    Yang, S., Lopez, C. R. & Zechiedrich, E. L. Quorum sensing and multidrug transporters in Escherichia coli. Proc. Natl. Acad. Sci. USA 103, 2386–91 (2006).

Download references

Acknowledgements

This work was supported by the National Natural Science Foundation of China (No. 21476130). The authors thank Fan-Ping Zhu for the help with MS analysis. We thank Dr. Timothy L. Turner for proof-reading the main text and all the comments on this work.

Author information

S.-G.W., Y.-S.J. M.-M.L. and P.-F.X. developed the idea of this work. P.-F.X., Q.L. and L.-R.T. designed and conducted the experiments. P.-F.X., Q.L. and L.-R.T. wrote the manuscript.

Correspondence to Shu-Guang Wang.

Ethics declarations

Competing Interests

The authors declare no competing interests.

Additional information

Publisher's note: Springer Nature remains neutral with regard to jurisdictional claims in published maps and institutional affiliations.

Electronic supplementary material

Supplementary Information

Rights and permissions

Open Access This article is licensed under a Creative Commons Attribution 4.0 International License, which permits use, sharing, adaptation, distribution and reproduction in any medium or format, as long as you give appropriate credit to the original author(s) and the source, provide a link to the Creative Commons license, and indicate if changes were made. The images or other third party material in this article are included in the article’s Creative Commons license, unless indicated otherwise in a credit line to the material. If material is not included in the article’s Creative Commons license and your intended use is not permitted by statutory regulation or exceeds the permitted use, you will need to obtain permission directly from the copyright holder. To view a copy of this license, visit http://creativecommons.org/licenses/by/4.0/.

Reprints and Permissions

About this article

Verify currency and authenticity via CrossMark

Further reading

Comments

By submitting a comment you agree to abide by our Terms and Community Guidelines.
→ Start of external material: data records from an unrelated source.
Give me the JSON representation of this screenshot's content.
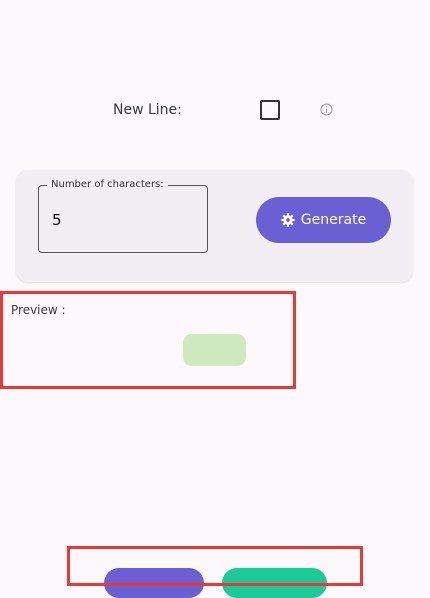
{
  "settings": {
    "new_line_label": "New Line:",
    "new_line_checked": false,
    "info_icon": "info-icon"
  },
  "generator": {
    "field_label": "Number of characters:",
    "field_value": "5",
    "generate_label": "Generate",
    "generate_icon": "gear-icon"
  },
  "preview": {
    "label": "Preview :"
  },
  "colors": {
    "accent": "#6a60d3",
    "secondary": "#1ec998",
    "preview_chip": "#cfe9bf",
    "highlight": "#e83838"
  }
}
If you find something abusive or that does not comply with our terms or guidelines please flag it as inappropriate.